··· INFORMATION

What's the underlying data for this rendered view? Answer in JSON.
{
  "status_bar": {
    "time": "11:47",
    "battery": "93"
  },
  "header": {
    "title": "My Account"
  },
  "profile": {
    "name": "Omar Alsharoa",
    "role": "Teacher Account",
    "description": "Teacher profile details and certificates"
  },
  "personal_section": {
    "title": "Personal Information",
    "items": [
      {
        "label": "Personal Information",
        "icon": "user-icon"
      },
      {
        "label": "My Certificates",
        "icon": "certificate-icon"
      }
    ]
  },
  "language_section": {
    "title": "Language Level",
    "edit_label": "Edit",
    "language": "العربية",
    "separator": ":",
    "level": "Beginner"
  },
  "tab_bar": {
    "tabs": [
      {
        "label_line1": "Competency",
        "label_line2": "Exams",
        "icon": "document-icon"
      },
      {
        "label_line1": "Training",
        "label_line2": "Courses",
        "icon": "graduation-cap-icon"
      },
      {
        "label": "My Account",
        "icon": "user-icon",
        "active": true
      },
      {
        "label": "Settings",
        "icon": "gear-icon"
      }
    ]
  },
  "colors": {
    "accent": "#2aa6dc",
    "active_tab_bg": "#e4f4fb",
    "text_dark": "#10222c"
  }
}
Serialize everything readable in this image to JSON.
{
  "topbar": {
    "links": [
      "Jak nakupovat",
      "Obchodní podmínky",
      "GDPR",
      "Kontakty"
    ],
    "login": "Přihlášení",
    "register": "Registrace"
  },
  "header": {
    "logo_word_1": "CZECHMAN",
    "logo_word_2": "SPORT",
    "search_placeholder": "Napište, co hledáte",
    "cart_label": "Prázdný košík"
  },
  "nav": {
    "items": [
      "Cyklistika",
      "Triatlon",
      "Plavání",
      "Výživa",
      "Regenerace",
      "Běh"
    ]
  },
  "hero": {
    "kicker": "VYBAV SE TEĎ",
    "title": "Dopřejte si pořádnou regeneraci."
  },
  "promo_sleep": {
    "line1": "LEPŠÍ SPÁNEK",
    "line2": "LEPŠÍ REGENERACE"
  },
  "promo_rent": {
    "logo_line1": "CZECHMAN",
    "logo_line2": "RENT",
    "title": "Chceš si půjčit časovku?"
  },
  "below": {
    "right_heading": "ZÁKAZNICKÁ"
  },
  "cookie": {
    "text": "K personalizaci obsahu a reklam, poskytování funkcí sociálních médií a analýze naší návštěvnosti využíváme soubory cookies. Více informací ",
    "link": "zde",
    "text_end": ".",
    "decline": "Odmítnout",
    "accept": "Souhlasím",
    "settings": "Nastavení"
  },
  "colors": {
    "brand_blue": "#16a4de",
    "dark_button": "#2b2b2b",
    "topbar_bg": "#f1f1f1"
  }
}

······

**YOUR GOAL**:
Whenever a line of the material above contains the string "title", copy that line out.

**COMPLETED EXERCISE**:
    "title": "My Account"
    "title": "Personal Information",
    "title": "Language Level",
    "title": "Dopřejte si pořádnou regeneraci."
    "title": "Chceš si půjčit časovku?"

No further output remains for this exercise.